____ GIVEN DATA

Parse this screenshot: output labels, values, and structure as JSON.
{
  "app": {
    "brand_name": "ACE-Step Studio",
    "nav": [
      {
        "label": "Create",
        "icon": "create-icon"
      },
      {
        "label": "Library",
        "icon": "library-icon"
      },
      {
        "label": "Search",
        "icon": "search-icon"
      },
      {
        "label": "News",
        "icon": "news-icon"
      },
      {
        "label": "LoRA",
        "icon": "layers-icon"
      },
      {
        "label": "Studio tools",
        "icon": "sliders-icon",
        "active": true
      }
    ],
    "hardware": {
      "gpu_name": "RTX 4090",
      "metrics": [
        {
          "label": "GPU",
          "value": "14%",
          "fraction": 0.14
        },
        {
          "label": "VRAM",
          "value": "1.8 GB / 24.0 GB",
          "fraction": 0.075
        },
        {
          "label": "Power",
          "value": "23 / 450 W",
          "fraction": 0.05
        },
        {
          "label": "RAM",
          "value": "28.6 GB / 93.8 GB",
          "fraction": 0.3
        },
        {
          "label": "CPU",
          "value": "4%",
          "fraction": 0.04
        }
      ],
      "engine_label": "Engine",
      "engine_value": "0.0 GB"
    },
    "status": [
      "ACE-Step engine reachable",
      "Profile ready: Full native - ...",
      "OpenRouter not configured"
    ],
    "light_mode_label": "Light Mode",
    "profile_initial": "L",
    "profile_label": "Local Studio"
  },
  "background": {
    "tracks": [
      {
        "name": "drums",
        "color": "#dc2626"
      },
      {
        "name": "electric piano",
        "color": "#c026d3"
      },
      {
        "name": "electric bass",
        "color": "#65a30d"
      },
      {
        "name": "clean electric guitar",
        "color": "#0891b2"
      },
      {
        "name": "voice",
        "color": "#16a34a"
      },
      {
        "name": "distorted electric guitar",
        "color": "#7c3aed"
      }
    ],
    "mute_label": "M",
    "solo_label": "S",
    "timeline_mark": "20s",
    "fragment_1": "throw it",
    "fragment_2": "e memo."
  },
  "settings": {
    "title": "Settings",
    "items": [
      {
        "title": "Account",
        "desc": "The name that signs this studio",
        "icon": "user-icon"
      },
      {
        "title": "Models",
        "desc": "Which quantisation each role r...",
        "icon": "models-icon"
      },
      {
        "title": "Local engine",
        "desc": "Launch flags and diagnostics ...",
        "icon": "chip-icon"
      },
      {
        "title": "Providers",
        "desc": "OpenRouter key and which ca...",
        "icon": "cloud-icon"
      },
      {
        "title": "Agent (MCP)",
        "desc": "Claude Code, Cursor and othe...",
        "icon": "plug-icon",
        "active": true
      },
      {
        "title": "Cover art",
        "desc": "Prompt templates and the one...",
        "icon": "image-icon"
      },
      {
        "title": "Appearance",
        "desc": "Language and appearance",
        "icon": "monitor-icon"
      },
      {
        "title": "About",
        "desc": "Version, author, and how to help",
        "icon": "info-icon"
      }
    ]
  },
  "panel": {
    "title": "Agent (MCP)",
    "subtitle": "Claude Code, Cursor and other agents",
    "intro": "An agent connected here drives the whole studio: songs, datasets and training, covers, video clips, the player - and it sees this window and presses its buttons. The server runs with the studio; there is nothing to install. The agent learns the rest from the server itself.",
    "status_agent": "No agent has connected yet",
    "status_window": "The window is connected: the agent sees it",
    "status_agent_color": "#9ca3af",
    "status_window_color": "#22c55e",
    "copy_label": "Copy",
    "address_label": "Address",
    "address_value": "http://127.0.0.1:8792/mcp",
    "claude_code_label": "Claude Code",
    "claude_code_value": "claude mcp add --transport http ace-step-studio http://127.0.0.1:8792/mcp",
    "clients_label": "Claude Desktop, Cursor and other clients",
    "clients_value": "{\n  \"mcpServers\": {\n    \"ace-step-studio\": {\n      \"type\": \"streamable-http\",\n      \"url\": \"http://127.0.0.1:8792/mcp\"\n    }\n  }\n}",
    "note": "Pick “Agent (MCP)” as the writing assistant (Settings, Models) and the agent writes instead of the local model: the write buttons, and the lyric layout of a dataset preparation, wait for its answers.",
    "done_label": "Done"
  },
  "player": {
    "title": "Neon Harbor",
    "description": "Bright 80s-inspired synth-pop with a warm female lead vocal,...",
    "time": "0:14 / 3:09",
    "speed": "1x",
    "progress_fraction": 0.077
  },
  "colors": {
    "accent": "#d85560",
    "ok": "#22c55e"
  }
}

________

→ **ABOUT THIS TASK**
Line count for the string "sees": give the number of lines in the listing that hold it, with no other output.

→ **ANSWER BOX**
2